That was a big scandal. I think one major reason is that Hollywood was totally shocked that their biggest and most bankable star just totally abandoned Hollywood for a foreign director and went to live in Italy. Ingrid starred in the #1 and 6 box office hit in 1943 and the #1, 2 and 6 in 1945. She had tens of millions of fans all over the world. She was one of the very few actresses who were adored by the public, liked by her peers and respected by the usually fickle film critics. Hollywood thought hey we gave you the career and now you turned your back totally to us?

Larry said...

In hindsight, she fell in love with Rossellini for his artistic talent. She reached the top and was the queen of Hollywood. She had 5 films nominated for BP Oscar in three years, won an Oscar and many nominations. She wanted to do something different. Even if her films with Rossellini was not commercially successful at that time, they are now highly regarded in th cinephile circles. Journey to Italy is considered the first modern film and was a major influence of the French new wave and Antonioni. Bazan; Godard, Truffaut, Rohmer, Scorsese all considered it a major masterpiece of world cinema and was ranked high in the 2012 Sight and Sound poll.
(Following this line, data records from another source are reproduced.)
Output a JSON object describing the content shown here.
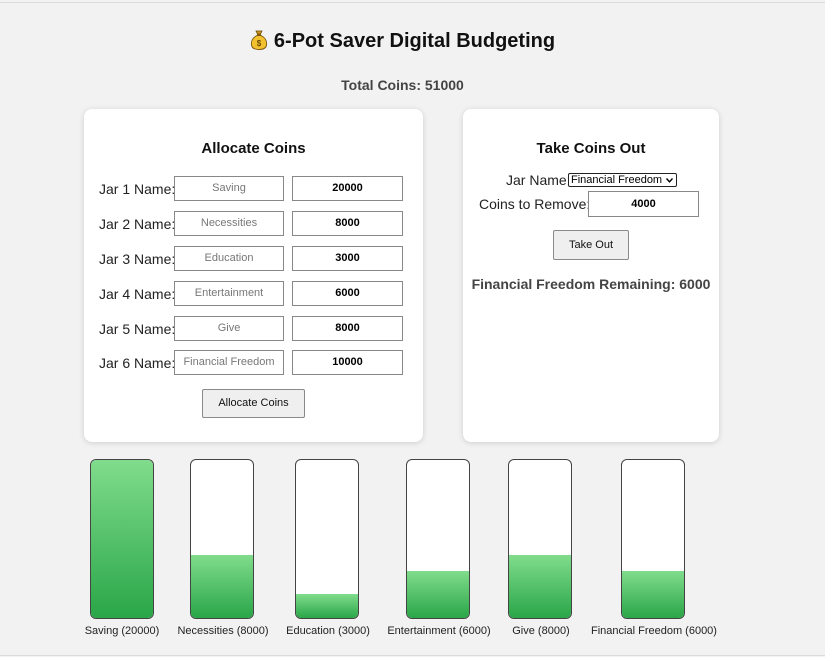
{
  "header": {
    "title": "6-Pot Saver Digital Budgeting",
    "total_label": "Total Coins: 51000"
  },
  "allocate": {
    "heading": "Allocate Coins",
    "button_label": "Allocate Coins",
    "jars": [
      {
        "label": "Jar 1 Name:",
        "name": "Saving",
        "amount": "20000"
      },
      {
        "label": "Jar 2 Name:",
        "name": "Necessities",
        "amount": "8000"
      },
      {
        "label": "Jar 3 Name:",
        "name": "Education",
        "amount": "3000"
      },
      {
        "label": "Jar 4 Name:",
        "name": "Entertainment",
        "amount": "6000"
      },
      {
        "label": "Jar 5 Name:",
        "name": "Give",
        "amount": "8000"
      },
      {
        "label": "Jar 6 Name:",
        "name": "Financial Freedom",
        "amount": "10000"
      }
    ]
  },
  "take": {
    "heading": "Take Coins Out",
    "jar_label": "Jar Name:",
    "selected_jar": "Financial Freedom",
    "remove_label": "Coins to Remove:",
    "remove_value": "4000",
    "button_label": "Take Out",
    "remaining_text": "Financial Freedom Remaining: 6000"
  },
  "jars_display": [
    {
      "caption": "Saving (20000)",
      "fill_fraction": 1.0
    },
    {
      "caption": "Necessities (8000)",
      "fill_fraction": 0.4
    },
    {
      "caption": "Education (3000)",
      "fill_fraction": 0.15
    },
    {
      "caption": "Entertainment (6000)",
      "fill_fraction": 0.3
    },
    {
      "caption": "Give (8000)",
      "fill_fraction": 0.4
    },
    {
      "caption": "Financial Freedom (6000)",
      "fill_fraction": 0.3
    }
  ],
  "colors": {
    "jar_fill_top": "#80dc8c",
    "jar_fill_bottom": "#2aa648",
    "background": "#f2f2f2"
  },
  "icons": {
    "title_icon": "money-bag-icon"
  }
}
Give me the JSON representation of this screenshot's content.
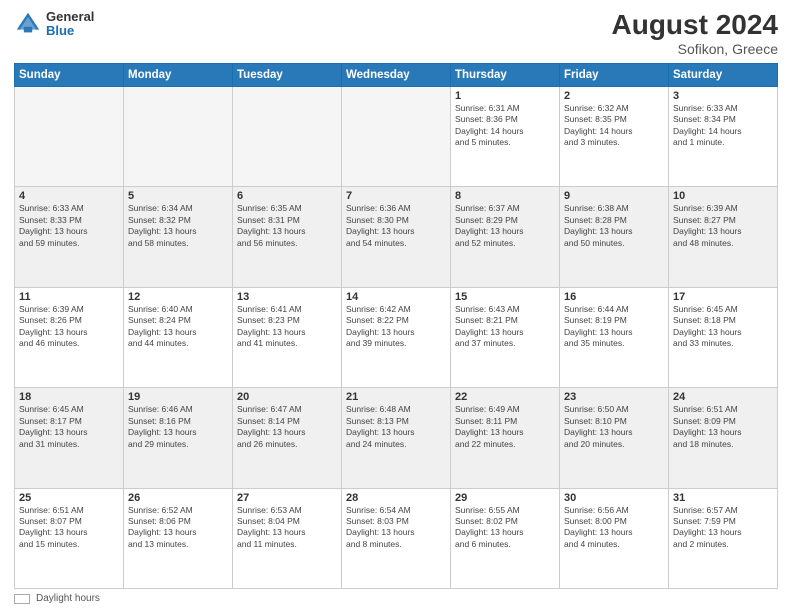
{
  "header": {
    "logo": {
      "general": "General",
      "blue": "Blue"
    },
    "title": "August 2024",
    "location": "Sofikon, Greece"
  },
  "days_of_week": [
    "Sunday",
    "Monday",
    "Tuesday",
    "Wednesday",
    "Thursday",
    "Friday",
    "Saturday"
  ],
  "weeks": [
    [
      {
        "day": "",
        "info": ""
      },
      {
        "day": "",
        "info": ""
      },
      {
        "day": "",
        "info": ""
      },
      {
        "day": "",
        "info": ""
      },
      {
        "day": "1",
        "info": "Sunrise: 6:31 AM\nSunset: 8:36 PM\nDaylight: 14 hours\nand 5 minutes."
      },
      {
        "day": "2",
        "info": "Sunrise: 6:32 AM\nSunset: 8:35 PM\nDaylight: 14 hours\nand 3 minutes."
      },
      {
        "day": "3",
        "info": "Sunrise: 6:33 AM\nSunset: 8:34 PM\nDaylight: 14 hours\nand 1 minute."
      }
    ],
    [
      {
        "day": "4",
        "info": "Sunrise: 6:33 AM\nSunset: 8:33 PM\nDaylight: 13 hours\nand 59 minutes."
      },
      {
        "day": "5",
        "info": "Sunrise: 6:34 AM\nSunset: 8:32 PM\nDaylight: 13 hours\nand 58 minutes."
      },
      {
        "day": "6",
        "info": "Sunrise: 6:35 AM\nSunset: 8:31 PM\nDaylight: 13 hours\nand 56 minutes."
      },
      {
        "day": "7",
        "info": "Sunrise: 6:36 AM\nSunset: 8:30 PM\nDaylight: 13 hours\nand 54 minutes."
      },
      {
        "day": "8",
        "info": "Sunrise: 6:37 AM\nSunset: 8:29 PM\nDaylight: 13 hours\nand 52 minutes."
      },
      {
        "day": "9",
        "info": "Sunrise: 6:38 AM\nSunset: 8:28 PM\nDaylight: 13 hours\nand 50 minutes."
      },
      {
        "day": "10",
        "info": "Sunrise: 6:39 AM\nSunset: 8:27 PM\nDaylight: 13 hours\nand 48 minutes."
      }
    ],
    [
      {
        "day": "11",
        "info": "Sunrise: 6:39 AM\nSunset: 8:26 PM\nDaylight: 13 hours\nand 46 minutes."
      },
      {
        "day": "12",
        "info": "Sunrise: 6:40 AM\nSunset: 8:24 PM\nDaylight: 13 hours\nand 44 minutes."
      },
      {
        "day": "13",
        "info": "Sunrise: 6:41 AM\nSunset: 8:23 PM\nDaylight: 13 hours\nand 41 minutes."
      },
      {
        "day": "14",
        "info": "Sunrise: 6:42 AM\nSunset: 8:22 PM\nDaylight: 13 hours\nand 39 minutes."
      },
      {
        "day": "15",
        "info": "Sunrise: 6:43 AM\nSunset: 8:21 PM\nDaylight: 13 hours\nand 37 minutes."
      },
      {
        "day": "16",
        "info": "Sunrise: 6:44 AM\nSunset: 8:19 PM\nDaylight: 13 hours\nand 35 minutes."
      },
      {
        "day": "17",
        "info": "Sunrise: 6:45 AM\nSunset: 8:18 PM\nDaylight: 13 hours\nand 33 minutes."
      }
    ],
    [
      {
        "day": "18",
        "info": "Sunrise: 6:45 AM\nSunset: 8:17 PM\nDaylight: 13 hours\nand 31 minutes."
      },
      {
        "day": "19",
        "info": "Sunrise: 6:46 AM\nSunset: 8:16 PM\nDaylight: 13 hours\nand 29 minutes."
      },
      {
        "day": "20",
        "info": "Sunrise: 6:47 AM\nSunset: 8:14 PM\nDaylight: 13 hours\nand 26 minutes."
      },
      {
        "day": "21",
        "info": "Sunrise: 6:48 AM\nSunset: 8:13 PM\nDaylight: 13 hours\nand 24 minutes."
      },
      {
        "day": "22",
        "info": "Sunrise: 6:49 AM\nSunset: 8:11 PM\nDaylight: 13 hours\nand 22 minutes."
      },
      {
        "day": "23",
        "info": "Sunrise: 6:50 AM\nSunset: 8:10 PM\nDaylight: 13 hours\nand 20 minutes."
      },
      {
        "day": "24",
        "info": "Sunrise: 6:51 AM\nSunset: 8:09 PM\nDaylight: 13 hours\nand 18 minutes."
      }
    ],
    [
      {
        "day": "25",
        "info": "Sunrise: 6:51 AM\nSunset: 8:07 PM\nDaylight: 13 hours\nand 15 minutes."
      },
      {
        "day": "26",
        "info": "Sunrise: 6:52 AM\nSunset: 8:06 PM\nDaylight: 13 hours\nand 13 minutes."
      },
      {
        "day": "27",
        "info": "Sunrise: 6:53 AM\nSunset: 8:04 PM\nDaylight: 13 hours\nand 11 minutes."
      },
      {
        "day": "28",
        "info": "Sunrise: 6:54 AM\nSunset: 8:03 PM\nDaylight: 13 hours\nand 8 minutes."
      },
      {
        "day": "29",
        "info": "Sunrise: 6:55 AM\nSunset: 8:02 PM\nDaylight: 13 hours\nand 6 minutes."
      },
      {
        "day": "30",
        "info": "Sunrise: 6:56 AM\nSunset: 8:00 PM\nDaylight: 13 hours\nand 4 minutes."
      },
      {
        "day": "31",
        "info": "Sunrise: 6:57 AM\nSunset: 7:59 PM\nDaylight: 13 hours\nand 2 minutes."
      }
    ]
  ],
  "footer": {
    "legend_label": "Daylight hours"
  }
}
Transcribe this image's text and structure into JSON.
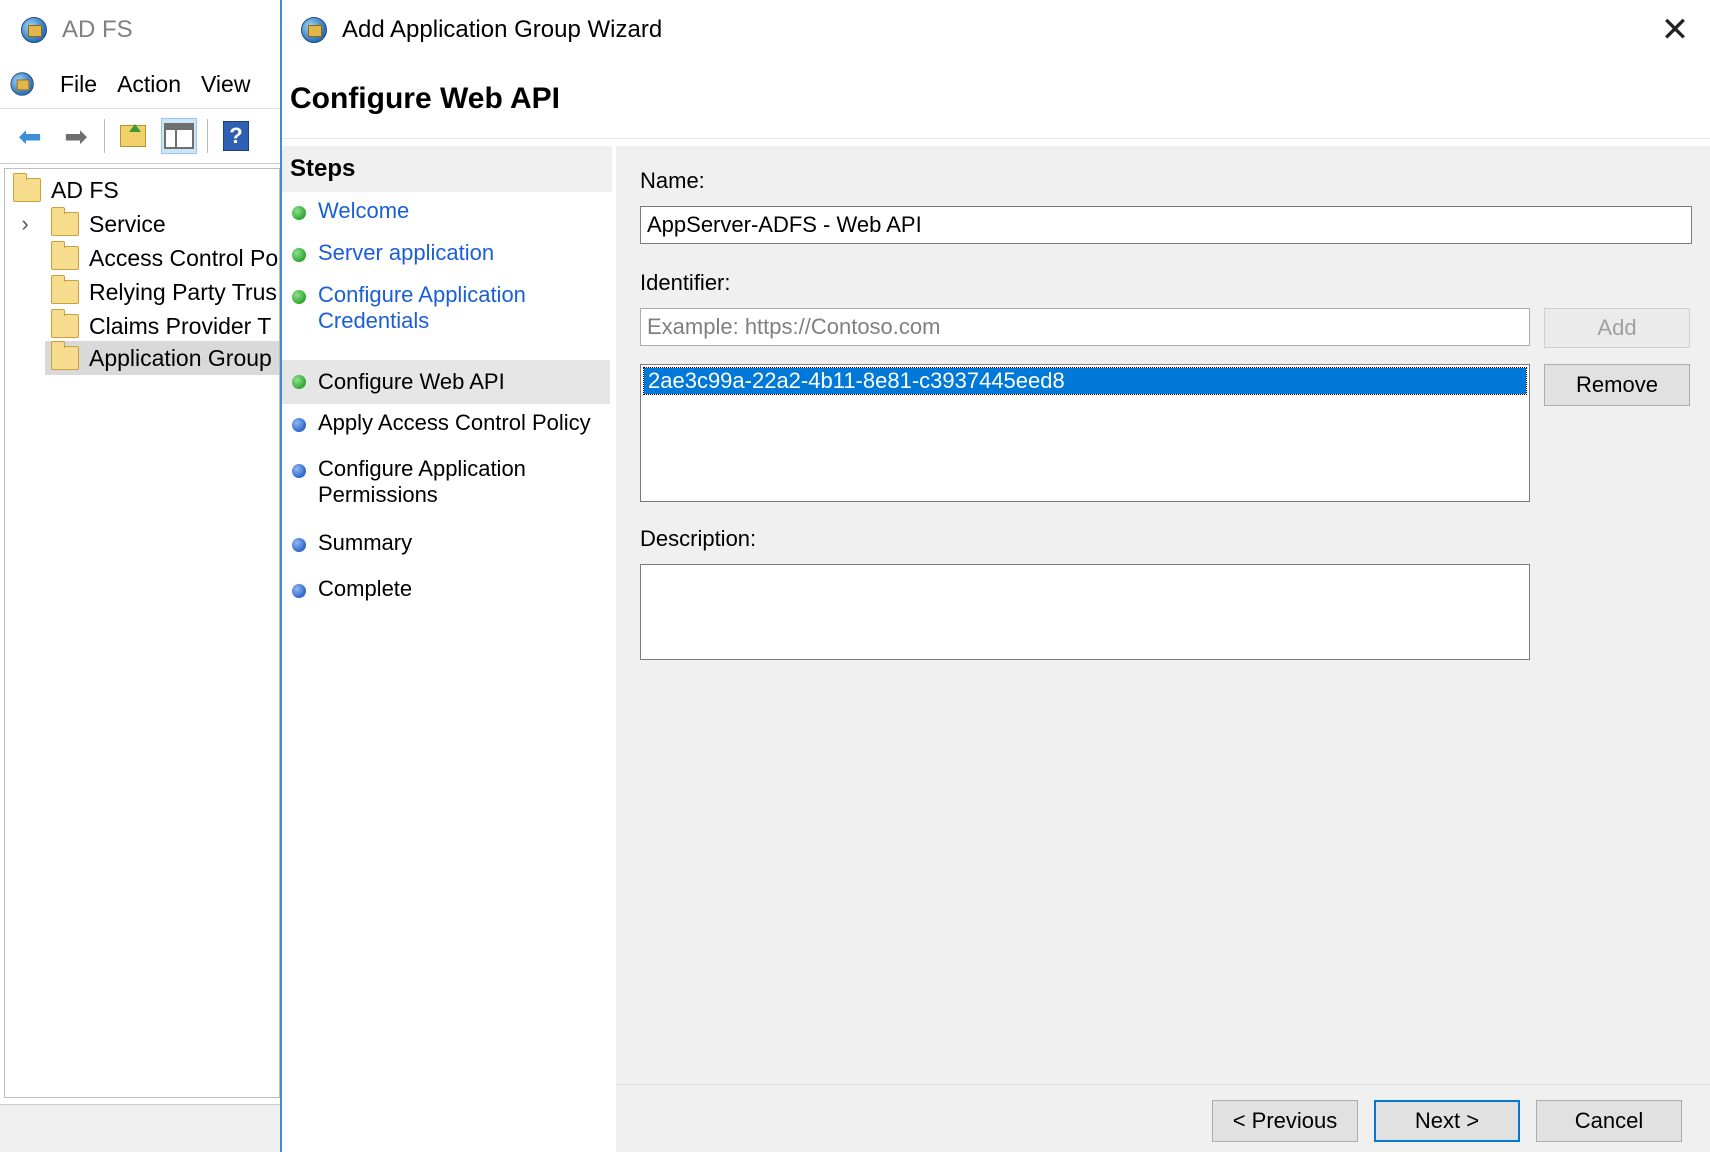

So in the end Ingrid had the truly classics like Casablanca and Notorious, and as well as a series of films considered to be pioneer of modern cinema. She was the only genuine Hollywood superstar who is also a truly international star and a great actress. And she has worked with Hitch, Cukor, Renoir, Lumet, Bergman and of course Rosselini, really some of the best directors of the last century. She had three oscars two Emmys four Golden Globes along with many major critics awards. She is truly a legend and a remarkable woman.